Instead, to easily reach Hwy 155 – you’ll need to get on dirt for a few miles. While on 23S16, look for the Panorama Campground (@ 7400′ elevation w/ 10 sites). Take dirt road #24S15 to get back to civilization @ Alta Sierra, California.

Sequoia National Forest

Sequoia National Forest MAP

Closest small towns are:

Redwood Beach Camping

NorCal Redwood Coastal Camping

Redwood Campgrounds

Del Norte County, Northern California

redwood101

There are some special places in California where redwood trees grow right down to the shore, but it is rare. Searching for place to pitch a tent (under the redwoods at the coast) is possible, but a bit harder to find than you might imagine. May need to drive dirt roads to find such luxury.

Crescent City Camping

redwoodmap

Klamath Coast Camping

CAMPGROUND RESERVATIONS

blue links lead to camp reservation services camping

Redwood Park Campgrounds State Parks

Redwood National Park National Park
Camping 

  • Demartin Campground
  • Flint Ridge Campground
  • Mill Creek Campground
  • Nickel Creek Campground (backcountry)

Eureka RV Campgrounds

redwood camping norcal

If you are seeking free or dirt cheap, primitive camping on the coast, then LOST COAST CAMPING on the Mendocino border is one option. Or head east, inland to the abundant National Forest. Dirt roads of the Six Rivers National Forest offer old logging roads, creeks, and secluded places to pitch a tent. Campfire permits are needed for dispersed camping, or ‘boondocking’ as some call it.

Back roads can get muddy during the wet season, so know your vehicles capability and if you are unsure, check with the local rangers over the phone (preferably a ‘field ranger’) before venturing out.
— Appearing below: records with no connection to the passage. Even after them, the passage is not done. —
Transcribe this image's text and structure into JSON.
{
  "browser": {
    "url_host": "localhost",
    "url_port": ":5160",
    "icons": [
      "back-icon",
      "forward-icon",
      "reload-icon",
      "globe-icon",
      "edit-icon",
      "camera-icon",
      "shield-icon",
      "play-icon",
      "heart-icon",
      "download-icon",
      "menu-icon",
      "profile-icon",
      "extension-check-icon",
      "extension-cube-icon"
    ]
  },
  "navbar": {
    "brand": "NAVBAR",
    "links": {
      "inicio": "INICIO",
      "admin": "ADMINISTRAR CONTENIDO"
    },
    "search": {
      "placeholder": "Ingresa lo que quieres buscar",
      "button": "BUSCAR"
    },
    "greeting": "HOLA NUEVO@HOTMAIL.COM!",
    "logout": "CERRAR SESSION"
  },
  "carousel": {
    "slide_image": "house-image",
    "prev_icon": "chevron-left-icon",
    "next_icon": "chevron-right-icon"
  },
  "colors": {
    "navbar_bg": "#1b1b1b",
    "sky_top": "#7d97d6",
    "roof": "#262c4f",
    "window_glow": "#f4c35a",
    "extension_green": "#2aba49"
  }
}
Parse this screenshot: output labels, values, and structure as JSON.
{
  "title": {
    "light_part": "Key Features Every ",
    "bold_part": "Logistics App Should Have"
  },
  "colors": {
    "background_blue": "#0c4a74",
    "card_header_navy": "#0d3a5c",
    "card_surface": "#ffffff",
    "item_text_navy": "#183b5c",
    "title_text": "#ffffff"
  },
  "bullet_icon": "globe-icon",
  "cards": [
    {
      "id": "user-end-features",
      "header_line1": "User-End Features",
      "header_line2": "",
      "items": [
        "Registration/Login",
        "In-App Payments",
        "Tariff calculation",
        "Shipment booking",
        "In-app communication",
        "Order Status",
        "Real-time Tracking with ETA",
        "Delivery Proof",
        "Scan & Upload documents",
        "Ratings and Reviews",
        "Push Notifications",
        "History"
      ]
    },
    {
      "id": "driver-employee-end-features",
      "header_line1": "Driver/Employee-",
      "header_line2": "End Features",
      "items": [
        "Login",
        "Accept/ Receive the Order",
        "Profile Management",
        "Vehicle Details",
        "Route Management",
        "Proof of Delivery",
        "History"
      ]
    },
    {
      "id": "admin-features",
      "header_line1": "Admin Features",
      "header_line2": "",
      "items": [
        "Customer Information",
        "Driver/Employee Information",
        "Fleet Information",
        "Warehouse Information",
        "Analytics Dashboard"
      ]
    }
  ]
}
Remember that rain and mud are the norm, most of the year in NorCal. Enjoy the sunshine – when you can!

see more towns nearby –

Smith River
Crescent City
Klamath
Orick
Trinidad
Arcata
Eureka
Scotia
Ferndale
Petrolia
Garberville
Redway
Shelter Cove